Defining Custom Regions¶
In the tutorial explaining the options of
ilamb-run, we highlight that custom regions may be defined in two
ways. The first is region definition by latitude and longitude bounds
which can be done in the form of a text file in the following comma
#label,name ,lat_min,lat_max,lon_min,lon_max usa ,Continental US, 24, 50, -126, -66 alaska,Alaska , 53, 72, -169, -129
The first column is the label to be used, followed by the region name. Then the minimum and maximum bounds on the latitude and longitude are specified. Note that longitude values are expected on the [-180,180] interval. In this current iteration regions cannot be specified which span the international dateline.
The second method is by creating a netCDF4 file which will be used internally to create a mask for each region.

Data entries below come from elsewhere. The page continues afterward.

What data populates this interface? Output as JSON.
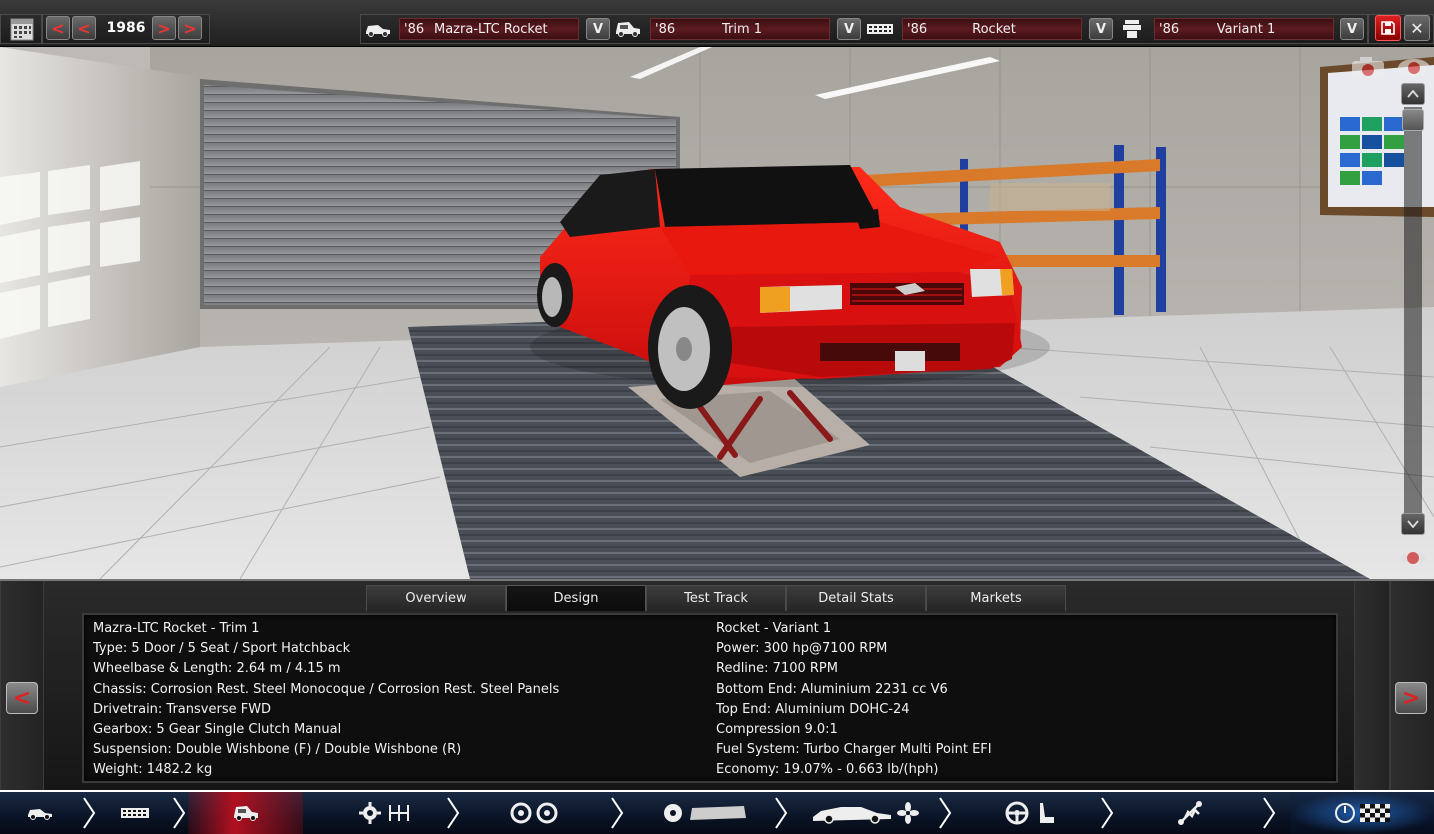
{
  "topbar": {
    "year": "1986",
    "selectors": [
      {
        "prefix": "'86",
        "value": "Mazra-LTC Rocket",
        "icon": "car-model-icon"
      },
      {
        "prefix": "'86",
        "value": "Trim 1",
        "icon": "car-trim-icon"
      },
      {
        "prefix": "'86",
        "value": "Rocket",
        "icon": "engine-icon"
      },
      {
        "prefix": "'86",
        "value": "Variant 1",
        "icon": "engine-variant-icon"
      }
    ],
    "dropdown_glyph": "V",
    "prev_glyph": "<",
    "next_glyph": ">",
    "close_glyph": "✕"
  },
  "tabs": [
    {
      "label": "Overview",
      "active": false
    },
    {
      "label": "Design",
      "active": true
    },
    {
      "label": "Test Track",
      "active": false
    },
    {
      "label": "Detail Stats",
      "active": false
    },
    {
      "label": "Markets",
      "active": false
    }
  ],
  "stats": {
    "left": [
      "Mazra-LTC Rocket - Trim 1",
      "Type: 5 Door / 5 Seat / Sport Hatchback",
      "Wheelbase & Length: 2.64 m / 4.15 m",
      "Chassis: Corrosion Rest. Steel Monocoque / Corrosion Rest. Steel Panels",
      "Drivetrain: Transverse FWD",
      "Gearbox: 5 Gear Single Clutch Manual",
      "Suspension: Double Wishbone (F) / Double Wishbone (R)",
      "Weight: 1482.2 kg"
    ],
    "right": [
      "Rocket - Variant 1",
      "Power: 300 hp@7100 RPM",
      "Redline: 7100 RPM",
      "Bottom End: Aluminium 2231 cc V6",
      "Top End: Aluminium DOHC-24",
      "Compression 9.0:1",
      "Fuel System: Turbo Charger Multi Point EFI",
      "Economy: 19.07% - 0.663 lb/(hph)"
    ]
  },
  "nav": {
    "prev": "<",
    "next": ">"
  },
  "colors": {
    "accent_red": "#d22020",
    "car_red": "#e01010",
    "nav_blue": "#0a1426"
  }
}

This we will demonstrate by encoding the above regions but in this format. First we create the spatial grid on which we will define the regions.
from netCDF4 import Dataset import numpy as np # Create the lat/lon dimensions res = 0.5 latbnd = np.asarray([np.arange(- 90 , 90 ,res), np.arange(- 90+res, 90+0.01,res)]).T lonbnd = np.asarray([np.arange(-180 ,180 ,res), np.arange(-180+res,180+0.01,res)]).T lat = latbnd.mean(axis=1) lon = lonbnd.mean(axis=1)

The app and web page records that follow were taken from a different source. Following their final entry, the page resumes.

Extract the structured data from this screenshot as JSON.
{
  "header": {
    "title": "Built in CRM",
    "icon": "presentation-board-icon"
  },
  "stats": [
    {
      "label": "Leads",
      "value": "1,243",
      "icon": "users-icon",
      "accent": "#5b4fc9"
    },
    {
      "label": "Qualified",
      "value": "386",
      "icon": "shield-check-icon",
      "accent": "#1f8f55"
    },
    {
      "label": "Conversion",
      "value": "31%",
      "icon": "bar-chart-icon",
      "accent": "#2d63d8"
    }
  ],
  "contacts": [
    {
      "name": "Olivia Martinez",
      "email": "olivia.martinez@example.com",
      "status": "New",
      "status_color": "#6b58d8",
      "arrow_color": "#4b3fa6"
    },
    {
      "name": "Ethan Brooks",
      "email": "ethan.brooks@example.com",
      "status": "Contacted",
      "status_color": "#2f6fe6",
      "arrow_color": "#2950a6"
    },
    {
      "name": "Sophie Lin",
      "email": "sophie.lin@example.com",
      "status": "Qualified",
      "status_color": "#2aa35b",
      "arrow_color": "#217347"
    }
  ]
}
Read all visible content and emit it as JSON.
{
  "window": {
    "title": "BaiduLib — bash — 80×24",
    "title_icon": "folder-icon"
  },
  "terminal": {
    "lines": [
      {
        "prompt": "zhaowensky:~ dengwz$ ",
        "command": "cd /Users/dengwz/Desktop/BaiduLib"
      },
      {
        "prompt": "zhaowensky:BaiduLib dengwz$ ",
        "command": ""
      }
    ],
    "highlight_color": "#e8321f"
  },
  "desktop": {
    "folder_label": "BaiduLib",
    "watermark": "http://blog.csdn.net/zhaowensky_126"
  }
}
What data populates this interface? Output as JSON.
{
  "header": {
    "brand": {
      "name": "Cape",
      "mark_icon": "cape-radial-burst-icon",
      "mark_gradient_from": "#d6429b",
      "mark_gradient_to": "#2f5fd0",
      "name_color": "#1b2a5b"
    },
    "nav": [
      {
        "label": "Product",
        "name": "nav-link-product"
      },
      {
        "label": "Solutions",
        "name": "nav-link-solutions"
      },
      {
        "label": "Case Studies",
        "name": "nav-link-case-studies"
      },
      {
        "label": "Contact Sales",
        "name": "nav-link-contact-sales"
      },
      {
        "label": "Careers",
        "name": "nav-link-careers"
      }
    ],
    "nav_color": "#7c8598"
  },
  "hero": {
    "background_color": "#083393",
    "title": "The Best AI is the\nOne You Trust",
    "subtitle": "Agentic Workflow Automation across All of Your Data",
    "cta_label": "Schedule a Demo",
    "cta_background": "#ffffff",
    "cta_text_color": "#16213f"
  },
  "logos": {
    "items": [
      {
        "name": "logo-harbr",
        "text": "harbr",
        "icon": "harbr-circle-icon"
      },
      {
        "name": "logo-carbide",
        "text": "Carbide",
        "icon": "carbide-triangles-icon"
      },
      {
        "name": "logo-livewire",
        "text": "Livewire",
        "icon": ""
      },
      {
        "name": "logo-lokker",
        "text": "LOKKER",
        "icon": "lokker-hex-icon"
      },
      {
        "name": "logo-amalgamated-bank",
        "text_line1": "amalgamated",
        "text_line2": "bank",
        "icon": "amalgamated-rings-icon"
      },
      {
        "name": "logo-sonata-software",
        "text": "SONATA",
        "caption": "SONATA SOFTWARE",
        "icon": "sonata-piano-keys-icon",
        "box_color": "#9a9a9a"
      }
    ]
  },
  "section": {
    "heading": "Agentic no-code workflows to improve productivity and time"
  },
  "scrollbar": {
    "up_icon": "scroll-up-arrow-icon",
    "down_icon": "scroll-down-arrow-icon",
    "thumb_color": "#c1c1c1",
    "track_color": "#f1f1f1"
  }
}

Next we create an array of integers which we will use to mark the regions we wish to encode. This is essentially painting by numbers. We initialize the array to a missing value which we will encode later.
# Create the number array, initialize to a missing value miss = -999 ids = np.ones((lat.size,lon.size),dtype=int)*miss

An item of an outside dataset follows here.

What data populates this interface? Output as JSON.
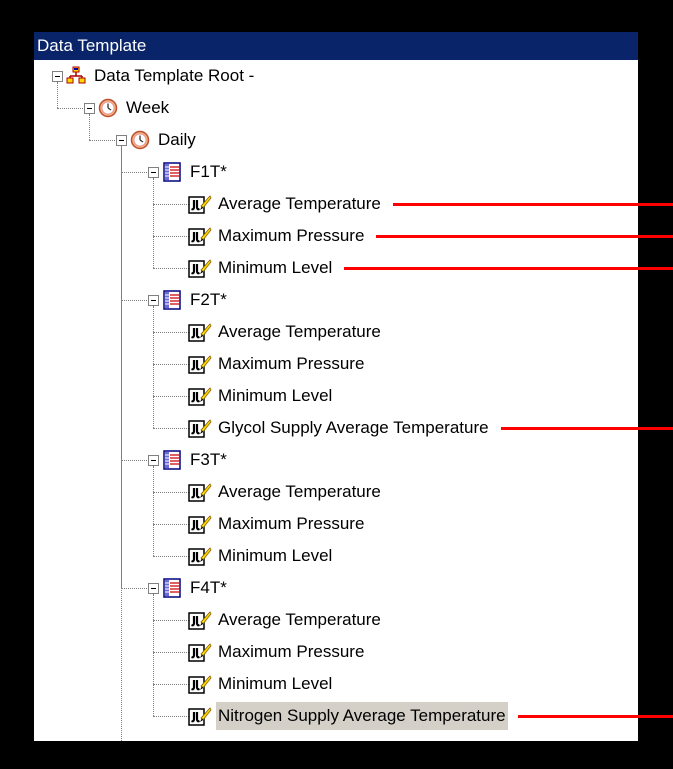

Then we paint the regions we wish to encode using the latitude and longitude bounds which were in the sample text file above. This part will vary depending on how you wish to define regions. For example, our regions here will still appear to be defined by latitude and longitude bounds because that is how we are creating the mask. You may find other sources for your region definitions which will allow more precise representations. Note that this method of definition means that regions cannot overlap in a single file. If you need to define overlapping regions, put each region in a separate file.
# Paint the Continental US with a `0` ids[np.where(np.outer((lat>= 24)*(lat<= 50), (lon>=-126)*(lon<=- 66)))] = 0 # Paint Alaska with a `1` ids[np.where(np.outer((lat>= 53)*(lat<= 72), (lon>=-169)*(lon<=-129)))] = 1
Next we convert the
numpy integer array to a masked array where we
mask by the missing value we defined above. Then we create an array of
labels to use as indentifiers for the integer numbers we defined. A
0 in the
ids array will correspond to the
USA region and a
1 to the
Alaska region. These lower case version of these
names will be used as region labels.
# Convert the ids to a masked array ids = np.ma.masked_values(ids,miss) # Create the array of labels lbl = np.asarray(["USA","Alaska"])
Finally we encode the netCDF4 dataset. There are a few important
details in this code. The first is to use the
numpy datatypes of
the arrays when creating netCDF4 variables. This is especially
important in encoding the
labels array as it will ensure the
string array is created properly. The other important detail is to
labels attribute of the
I variable. This is what
tells the ILAMB system where to find the labels for the integers
defined in the array.
# Create netCDF dimensions dset = Dataset("regions.nc",mode="w") dset.createDimension("lat" ,size=lat.size) dset.createDimension("lon" ,size=lon.size) dset.createDimension("nb" ,size=2 ) dset.createDimension("n" ,size=lbl.size) # Create netCDF variables X = dset.createVariable("lat" ,lat.dtype,("lat" )) XB = dset.createVariable("lat_bounds" ,lat.dtype,("lat","nb" )) Y = dset.createVariable("lon" ,lon.dtype,("lon" )) YB = dset.createVariable("lon_bounds" ,lon.dtype,("lon","nb" )) I = dset.createVariable("ids" ,ids.dtype,("lat","lon")) L = dset.createVariable("labels" ,lbl.dtype,("n" )) # Load data and encode attributes X [...] = lat X.units = "degrees_north" XB[...] = latbnd Y [...] = lon Y.units = "degrees_east" YB[...] = lonbnd I[...] = ids I.labels= "labels" L[...] = lbl dset.close()